Father O'Flanagan, the acting President of Sinn Fein in Mr. de Valera's absence, had an interview at his own request with the Prime Minister on Thursday in last week, at which Sir Hamar Greenwood was present. There was a very frank interchange of views, says the Times. Father O'Flanagan explained the aims and aspirations of Sinn Féin, and was answered in unequivocal language by Mr. Lloyd George, who, whilst ready to do all he could for peace, insisted on the three conditions which he had repeatedly set forth, and especially on the refusal of any recognition to an Irish Republic. After the interview Father O'Flanagan returned to Ireland to communicate with his colleagues.

The Tablet, 15th Jan 1921

Excerpt from: The Attempt to Make Peace With Ireland

by W. P. Crozier

Even if Sinn Féin had its way and secured independence, its first duty would be to allow Ulster to exercise the right of self-determination, in which case Ulster would certainly demand to return to the British fold. That this right does belong to Ulster is now openly admitted even by some of the Sinn Féin leaders, and the admission is not only just but helps very greatly toward a peaceful settlement. Thus Father O'Flanagan, at one time Vice President of Sinn Féin, has put the case most powerfully for the separate treatment of Ulster:

"If we reject Home Rule rather than agree to the exclusion of the Unionist part of Ulster what case have we to put before the World? We can point out that Ireland is an Island with a definite geographical boundary. That argument might be all right if you were dealing with a number of island nationalities that had these definite geographical boundaries.

"Appealing as we are to Continental nations with shifting boundaries, that argument can have no force whatever. National and geographical boundaries scarcely ever coincide. Geography would make one nation of Spain and Portugal; history has made two of them. Geography did its best to make one nation of Norway and Sweden; history has succeeded in making two of them. Geography has scarcely any thing to say upon the number of nations of the North American Continent; history has done the whole thing.

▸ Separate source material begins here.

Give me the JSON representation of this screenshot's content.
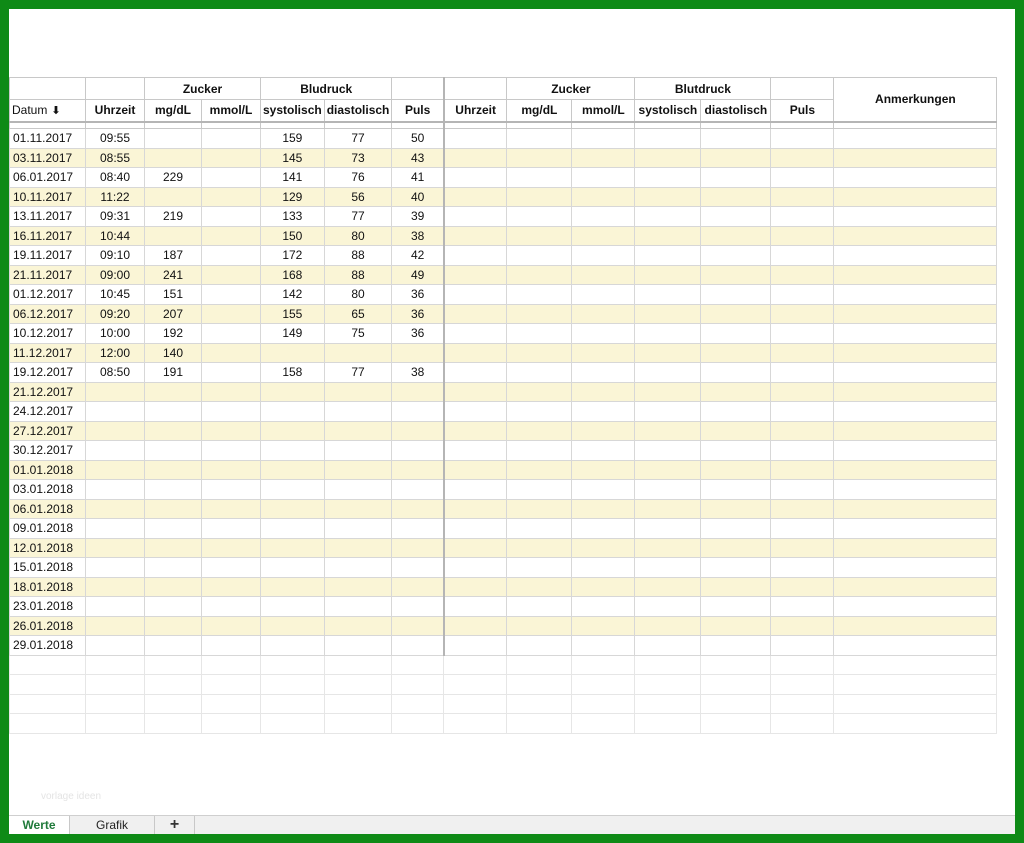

If a man were to try to construct a political map of Europe out of its physical map he would find himself groping in the dark.

"Geography has worked hard to make one nation out of Ireland; history has worked against it. The Island of Ireland and the national unit of Ireland simply do not coincide. In the last analysis the test of nationality is the wish of the people. A man who settles in America becomes an American by transferring his love and allegiance to the United States. The Unionists of Ulster have never transferred their love and allegiance to Ireland. They may be Irelanders, using a geographical term, but they are not Irishmen in the national sense. They love the hills of Antrim in the same way that we love the hills of Roscommon, but the center of their political enthusiasm is London, whereas the center of ours is Dublin. We claim the right to decide what is our nation; we refuse them the same right. We are putting ourselves before the world in the same light as the man in the Gospel who was forgiven ten thousand talents and proceeded to throttle his neighbor for one hundred pence. England has tired of compelling us to love her by force. We are anxious to start where England left off and to compel Antrim and Down to love us by force." Dearbourne Independent, February 7th 1920

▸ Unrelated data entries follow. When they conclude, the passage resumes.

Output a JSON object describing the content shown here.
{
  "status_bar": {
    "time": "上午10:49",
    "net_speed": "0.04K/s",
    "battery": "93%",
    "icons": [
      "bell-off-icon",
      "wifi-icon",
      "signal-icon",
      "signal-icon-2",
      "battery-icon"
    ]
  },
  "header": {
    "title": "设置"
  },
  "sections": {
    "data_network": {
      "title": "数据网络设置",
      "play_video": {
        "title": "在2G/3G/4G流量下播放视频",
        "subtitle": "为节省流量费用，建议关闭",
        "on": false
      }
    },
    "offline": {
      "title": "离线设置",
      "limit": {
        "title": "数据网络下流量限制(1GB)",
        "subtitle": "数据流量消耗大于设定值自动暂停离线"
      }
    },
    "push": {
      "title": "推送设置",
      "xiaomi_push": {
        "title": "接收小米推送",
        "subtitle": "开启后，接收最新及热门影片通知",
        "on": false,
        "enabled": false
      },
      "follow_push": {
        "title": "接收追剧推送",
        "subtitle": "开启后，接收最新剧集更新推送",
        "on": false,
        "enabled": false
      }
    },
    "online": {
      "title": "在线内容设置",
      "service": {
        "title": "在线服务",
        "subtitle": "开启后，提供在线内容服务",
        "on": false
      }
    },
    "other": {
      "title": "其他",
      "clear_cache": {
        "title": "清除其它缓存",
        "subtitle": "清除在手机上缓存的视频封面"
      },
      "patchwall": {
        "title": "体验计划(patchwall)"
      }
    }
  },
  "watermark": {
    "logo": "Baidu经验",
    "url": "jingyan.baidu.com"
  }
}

Mr. Lloyd George laid great stress on the differences between Ulster and the rest of Ireland. " It would be an outrage on the principle of self-government to place them [Ulster] under the rule of the remainder of the population." He quoted Father O'Flanagan, a leading Sinn Feiner, and also Professor McDonald, of Maynooth, whose book we reviewed recently, as recognizing that the argument for Irish Home Rule involved Home Rule for Ulster. Mr. Lloyd George declared that three-fourths of the Irish wanted " the right to control their own domestic concerns." But Great Britain would not, and could not, give Ireland independence. Military and commercial reasons forbade it. " Any attempt at secession will be fought with the same determination, with the same resource, with the same resolve as the Northern States of America put into the fight against the Southern States."

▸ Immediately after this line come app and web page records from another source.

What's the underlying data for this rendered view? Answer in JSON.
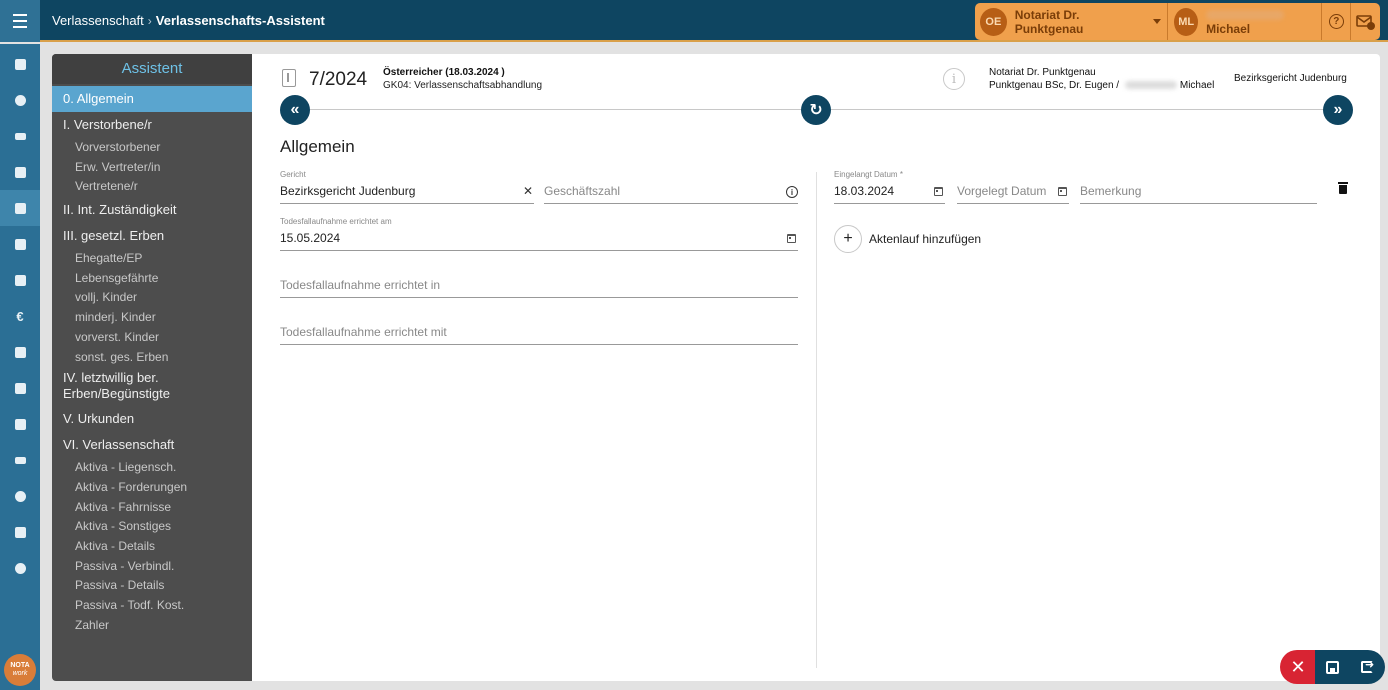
{
  "header": {
    "breadcrumb_root": "Verlassenschaft",
    "breadcrumb_current": "Verlassenschafts-Assistent",
    "office_initials": "OE",
    "office_name": "Notariat Dr. Punktgenau",
    "user_initials": "ML",
    "user_name": "Michael"
  },
  "rail": {
    "icons": [
      "calendar-check-icon",
      "user-icon",
      "list-icon",
      "library-icon",
      "notary-icon",
      "document-icon",
      "bank-icon",
      "euro-icon",
      "copy-icon",
      "square-icon",
      "file-icon",
      "ledger-icon",
      "info-icon",
      "chart-icon",
      "gear-icon"
    ],
    "logo_top": "NOTA",
    "logo_bottom": "work"
  },
  "sidebar": {
    "title": "Assistent",
    "items": [
      {
        "label": "0. Allgemein",
        "type": "main",
        "selected": true
      },
      {
        "label": "I. Verstorbene/r",
        "type": "main"
      },
      {
        "label": "Vorverstorbener",
        "type": "sub"
      },
      {
        "label": "Erw. Vertreter/in",
        "type": "sub"
      },
      {
        "label": "Vertretene/r",
        "type": "sub"
      },
      {
        "label": "II. Int. Zuständigkeit",
        "type": "main"
      },
      {
        "label": "III. gesetzl. Erben",
        "type": "main"
      },
      {
        "label": "Ehegatte/EP",
        "type": "sub"
      },
      {
        "label": "Lebensgefährte",
        "type": "sub"
      },
      {
        "label": "vollj. Kinder",
        "type": "sub"
      },
      {
        "label": "minderj. Kinder",
        "type": "sub"
      },
      {
        "label": "vorverst. Kinder",
        "type": "sub"
      },
      {
        "label": "sonst. ges. Erben",
        "type": "sub"
      },
      {
        "label": "IV. letztwillig ber. Erben/Begünstigte",
        "type": "main-two"
      },
      {
        "label": "V. Urkunden",
        "type": "main"
      },
      {
        "label": "VI. Verlassenschaft",
        "type": "main"
      },
      {
        "label": "Aktiva - Liegensch.",
        "type": "sub"
      },
      {
        "label": "Aktiva - Forderungen",
        "type": "sub"
      },
      {
        "label": "Aktiva - Fahrnisse",
        "type": "sub"
      },
      {
        "label": "Aktiva - Sonstiges",
        "type": "sub"
      },
      {
        "label": "Aktiva - Details",
        "type": "sub"
      },
      {
        "label": "Passiva - Verbindl.",
        "type": "sub"
      },
      {
        "label": "Passiva - Details",
        "type": "sub"
      },
      {
        "label": "Passiva - Todf. Kost.",
        "type": "sub"
      },
      {
        "label": "Zahler",
        "type": "sub"
      }
    ]
  },
  "case": {
    "number": "7/2024",
    "title": "Österreicher (18.03.2024 )",
    "subtitle": "GK04: Verlassenschaftsabhandlung",
    "notary_line1": "Notariat Dr. Punktgenau",
    "notary_line2_prefix": "Punktgenau BSc, Dr. Eugen / ",
    "notary_line2_suffix": "Michael",
    "court": "Bezirksgericht Judenburg"
  },
  "nav": {
    "prev": "«",
    "reload": "↻",
    "next": "»"
  },
  "form": {
    "section_title": "Allgemein",
    "gericht_label": "Gericht",
    "gericht_value": "Bezirksgericht Judenburg",
    "clear_glyph": "✕",
    "geschaeftszahl_placeholder": "Geschäftszahl",
    "todesfall_datum_label": "Todesfallaufnahme errichtet am",
    "todesfall_datum_value": "15.05.2024",
    "todesfall_in_placeholder": "Todesfallaufnahme errichtet in",
    "todesfall_mit_placeholder": "Todesfallaufnahme errichtet mit",
    "eingelangt_label": "Eingelangt Datum *",
    "eingelangt_value": "18.03.2024",
    "vorgelegt_placeholder": "Vorgelegt Datum",
    "bemerkung_placeholder": "Bemerkung",
    "add_aktenlauf_label": "Aktenlauf hinzufügen",
    "add_glyph": "+"
  },
  "actions": {
    "cancel_glyph": "✕"
  }
}
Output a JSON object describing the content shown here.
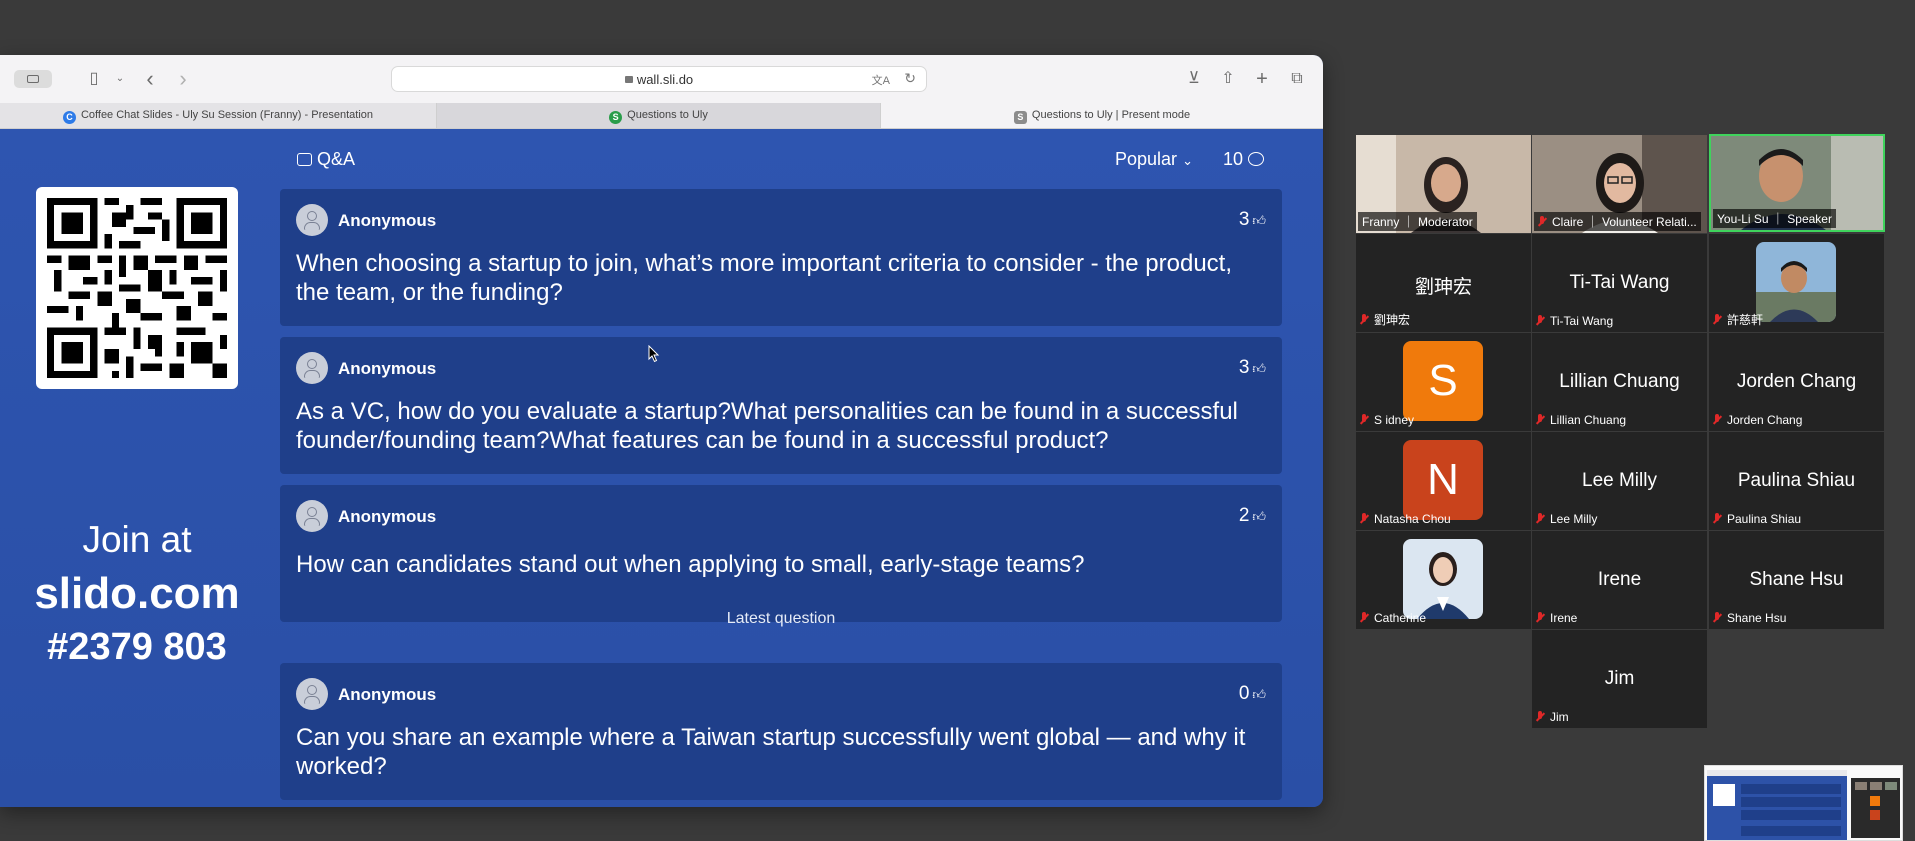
{
  "browser": {
    "url": "wall.sli.do",
    "tabs": [
      {
        "label": "Coffee Chat Slides - Uly Su Session (Franny) - Presentation",
        "favicon": "C"
      },
      {
        "label": "Questions to Uly",
        "favicon": "S"
      },
      {
        "label": "Questions to Uly | Present mode",
        "favicon": "S"
      }
    ]
  },
  "slido": {
    "section_title": "Q&A",
    "sort_label": "Popular",
    "question_count": "10",
    "join": {
      "line1": "Join at",
      "domain": "slido.com",
      "code": "#2379 803"
    },
    "latest_label": "Latest question",
    "questions": [
      {
        "author": "Anonymous",
        "votes": "3",
        "text": "When choosing a startup to join, what’s more important criteria to consider - the product, the team, or the funding?"
      },
      {
        "author": "Anonymous",
        "votes": "3",
        "text": "As a VC, how do you evaluate a startup?What personalities can be found in a successful founder/founding team?What features can be found in a successful product?"
      },
      {
        "author": "Anonymous",
        "votes": "2",
        "text": "How can candidates stand out when applying to small, early-stage teams?"
      },
      {
        "author": "Anonymous",
        "votes": "0",
        "text": "Can you share an example where a Taiwan startup successfully went global — and why it worked?"
      }
    ]
  },
  "zoom": {
    "video_tiles": [
      {
        "label": "Franny ｜ Moderator"
      },
      {
        "label": "Claire ｜ Volunteer Relati..."
      },
      {
        "label": "You-Li Su ｜ Speaker"
      }
    ],
    "participants": [
      {
        "display": "劉珅宏",
        "label": "劉珅宏"
      },
      {
        "display": "Ti-Tai Wang",
        "label": "Ti-Tai Wang"
      },
      {
        "display": "",
        "label": "許慈軒"
      },
      {
        "display": "S",
        "label": "S idney"
      },
      {
        "display": "Lillian Chuang",
        "label": "Lillian Chuang"
      },
      {
        "display": "Jorden Chang",
        "label": "Jorden Chang"
      },
      {
        "display": "N",
        "label": "Natasha Chou"
      },
      {
        "display": "Lee Milly",
        "label": "Lee Milly"
      },
      {
        "display": "Paulina Shiau",
        "label": "Paulina Shiau"
      },
      {
        "display": "",
        "label": "Catherine"
      },
      {
        "display": "Irene",
        "label": "Irene"
      },
      {
        "display": "Shane Hsu",
        "label": "Shane Hsu"
      },
      {
        "display": "Jim",
        "label": "Jim"
      }
    ],
    "colors": {
      "letter_s": "#f07a0c",
      "letter_n": "#c9431c",
      "active_speaker": "#3fd35c"
    }
  }
}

Reply to Fr. Michael O'Flanagan's telegram from Lloyd George, the British Prime Minister.